We went to the coastal town of Comillas, in Cantabria, in the North of Spain for one reason only, to visit The Caprice designed by one of our favorite architects, Gaudi. He is an architectural genius who creates masterpieces and his attention to detail is second to none.
The owner Maximo Diaz de Quijano, a lawyer by profession and keen musician, asked Gaudi to design him a summer villa. This “small but comfortable” house was named The Caprice, which is a fast piece of music that breaks with the norms. The large variety of colours and the combination of numerous shapes, materials and textures that are on the outside of the house gave rise to the other name that Villa Quijano is better known by, “The Caprice”.
This Gaudi design does not incorporate any of the constructive ideas that would later bring fame to the artist. However, the young Gaudi, aged 31, did create an original and colourful work by combining brick, tiles, stone, slates and wrought iron, in a daring exercise inspired by Moorish, Mudejar and Oriental styles, which so influenced his early works.
The architect proposed a “u-shaped” floor around a south-facing greenhouse (conservatory) that would fulfil the function of being the centre of the house’s private activity.
Gaudi divided the house into three levels, the semi-basement, the main floor and the attic. The basement and attic were for the servants to use. The kitchen, the pantries, storage and the stables with coach house was in the basement. The rooms in the attic were divided into two sectors due to the living rooms double height and were used for the house staff’s bedrooms and the laundry room.
The central floor, the main floor, was for the exclusive use of its owner Diaz de Quijano. However, despite the importance of the house’s internal organisation and distribution, what is particularly striking is the decorative scheme used by the architect on the outside of the house. Gaudi actually designed the structure of The Caprice in quite a traditional way, very unlike a lot of his later works.
The house took two years to build and was finished in 1885. Very sadly, despite still being young, the owner died before being able to enjoy the fabulous house.

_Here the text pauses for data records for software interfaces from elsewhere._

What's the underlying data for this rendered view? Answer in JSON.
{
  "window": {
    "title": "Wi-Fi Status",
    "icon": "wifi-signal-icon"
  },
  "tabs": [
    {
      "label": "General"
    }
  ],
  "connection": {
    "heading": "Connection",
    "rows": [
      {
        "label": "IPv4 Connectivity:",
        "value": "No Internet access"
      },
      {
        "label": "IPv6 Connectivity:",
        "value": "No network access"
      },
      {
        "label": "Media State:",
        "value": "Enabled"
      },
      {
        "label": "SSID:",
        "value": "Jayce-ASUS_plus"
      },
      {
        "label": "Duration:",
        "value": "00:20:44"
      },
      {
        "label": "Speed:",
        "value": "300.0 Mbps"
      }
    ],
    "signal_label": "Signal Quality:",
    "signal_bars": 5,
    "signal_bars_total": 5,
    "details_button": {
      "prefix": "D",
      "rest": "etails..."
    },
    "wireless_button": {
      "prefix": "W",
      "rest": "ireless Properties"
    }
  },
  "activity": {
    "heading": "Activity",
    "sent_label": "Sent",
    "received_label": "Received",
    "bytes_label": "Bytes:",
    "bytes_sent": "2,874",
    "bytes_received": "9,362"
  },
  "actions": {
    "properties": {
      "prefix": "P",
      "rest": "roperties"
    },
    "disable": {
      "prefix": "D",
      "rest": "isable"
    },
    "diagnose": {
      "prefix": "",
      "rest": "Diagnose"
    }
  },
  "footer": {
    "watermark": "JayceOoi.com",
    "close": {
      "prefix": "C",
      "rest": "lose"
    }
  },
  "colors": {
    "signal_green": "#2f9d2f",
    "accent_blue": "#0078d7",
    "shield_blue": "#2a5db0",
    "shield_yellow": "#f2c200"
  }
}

We particularly loved the two balconies on the Northside of the building which had ingenious canopy-benches to sit on. The ironwork is gorgeous and it’s so clever how the railings morph into the benches that hang out over the floor area of the balcony to make it more spacious.
There was a corridor running pretty much East to West which divided the rooms on the North (Living room, dining room, bathroom) from the greenhouse on the South.
Gaudi put log fireplaces in all the main rooms of the house and decorated them with tiles, iron and wood. We are always so mesmerized by architecture where every single element of the build was custom designed by the architect – from the woodwork to the door handles, the tiles on the fireplace, the light fittings, the stained glass – every single thing bespoke designed for this house. Can you imagine how much that would cost today?
In support of Quijano’s passion, Gaudi put musical motifs on window panes and a mechanism that made a sound when the windows were opened. These are stained glass windows with a sparrow on an organ and a dragonfly with guitar.
Up in the attic, we found this beautiful high ceiling room. Which member of staff had this as a bedroom? Or maybe it was more like a staff dormitary.
And at the other part of the attic, we found this lovely furniture designed by Gaudi.
We had an absolutely fabulous time at The Caprice, which was one of Gaudi’s creations that we had not seen before. Everything about it was just beautiful including not too many other tourists getting in our way. Happy days.